Listed records:

------------------------

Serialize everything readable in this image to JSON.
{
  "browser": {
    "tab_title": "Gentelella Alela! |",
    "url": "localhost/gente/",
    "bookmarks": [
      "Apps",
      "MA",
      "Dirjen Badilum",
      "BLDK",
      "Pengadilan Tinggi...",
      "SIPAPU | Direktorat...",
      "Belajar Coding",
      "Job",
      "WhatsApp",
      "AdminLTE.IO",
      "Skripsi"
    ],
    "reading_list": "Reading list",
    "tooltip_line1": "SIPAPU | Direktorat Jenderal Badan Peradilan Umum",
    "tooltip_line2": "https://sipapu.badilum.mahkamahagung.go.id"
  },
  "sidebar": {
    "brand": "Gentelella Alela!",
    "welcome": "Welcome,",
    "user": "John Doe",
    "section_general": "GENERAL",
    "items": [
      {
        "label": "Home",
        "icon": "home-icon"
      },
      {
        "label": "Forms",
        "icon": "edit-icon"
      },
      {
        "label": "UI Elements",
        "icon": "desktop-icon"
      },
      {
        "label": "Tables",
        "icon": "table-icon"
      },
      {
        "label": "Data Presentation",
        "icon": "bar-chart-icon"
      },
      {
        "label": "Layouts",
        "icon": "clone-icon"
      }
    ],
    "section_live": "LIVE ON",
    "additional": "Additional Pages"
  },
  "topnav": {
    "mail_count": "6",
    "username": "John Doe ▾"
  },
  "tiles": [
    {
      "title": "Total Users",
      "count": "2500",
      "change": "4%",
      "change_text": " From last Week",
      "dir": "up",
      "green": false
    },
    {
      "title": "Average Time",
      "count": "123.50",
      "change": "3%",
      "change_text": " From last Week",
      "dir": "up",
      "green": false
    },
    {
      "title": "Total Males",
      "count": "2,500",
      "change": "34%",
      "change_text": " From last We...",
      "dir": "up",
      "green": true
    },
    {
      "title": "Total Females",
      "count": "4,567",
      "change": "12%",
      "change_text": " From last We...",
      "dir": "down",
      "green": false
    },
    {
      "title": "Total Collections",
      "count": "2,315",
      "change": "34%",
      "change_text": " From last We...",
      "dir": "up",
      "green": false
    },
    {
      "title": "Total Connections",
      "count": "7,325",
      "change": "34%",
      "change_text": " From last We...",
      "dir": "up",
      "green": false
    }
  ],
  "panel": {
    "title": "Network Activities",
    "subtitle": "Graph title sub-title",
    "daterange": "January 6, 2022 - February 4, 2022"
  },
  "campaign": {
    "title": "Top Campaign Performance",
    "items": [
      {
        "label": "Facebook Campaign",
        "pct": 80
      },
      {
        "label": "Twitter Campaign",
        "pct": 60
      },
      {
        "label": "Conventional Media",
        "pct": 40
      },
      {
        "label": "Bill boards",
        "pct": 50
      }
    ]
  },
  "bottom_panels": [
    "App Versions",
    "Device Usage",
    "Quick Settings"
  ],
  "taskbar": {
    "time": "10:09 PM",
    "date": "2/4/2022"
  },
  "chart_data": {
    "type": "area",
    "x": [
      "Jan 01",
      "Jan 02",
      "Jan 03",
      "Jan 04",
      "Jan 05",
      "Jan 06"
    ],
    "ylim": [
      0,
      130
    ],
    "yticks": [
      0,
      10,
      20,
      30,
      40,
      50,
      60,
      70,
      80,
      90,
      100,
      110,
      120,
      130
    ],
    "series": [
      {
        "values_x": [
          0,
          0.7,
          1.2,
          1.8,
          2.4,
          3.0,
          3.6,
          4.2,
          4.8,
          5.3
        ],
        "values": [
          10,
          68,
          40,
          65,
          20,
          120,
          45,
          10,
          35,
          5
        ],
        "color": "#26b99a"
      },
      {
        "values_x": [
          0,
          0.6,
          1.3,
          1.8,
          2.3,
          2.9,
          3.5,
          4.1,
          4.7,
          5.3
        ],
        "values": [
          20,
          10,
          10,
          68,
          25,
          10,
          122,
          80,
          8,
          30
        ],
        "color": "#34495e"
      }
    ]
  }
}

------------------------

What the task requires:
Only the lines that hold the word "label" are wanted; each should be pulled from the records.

Completed task:
        "label": "Home",
        "label": "Forms",
        "label": "UI Elements",
        "label": "Tables",
        "label": "Data Presentation",
        "label": "Layouts",
        "label": "Facebook Campaign",
        "label": "Twitter Campaign",
        "label": "Conventional Media",
        "label": "Bill boards",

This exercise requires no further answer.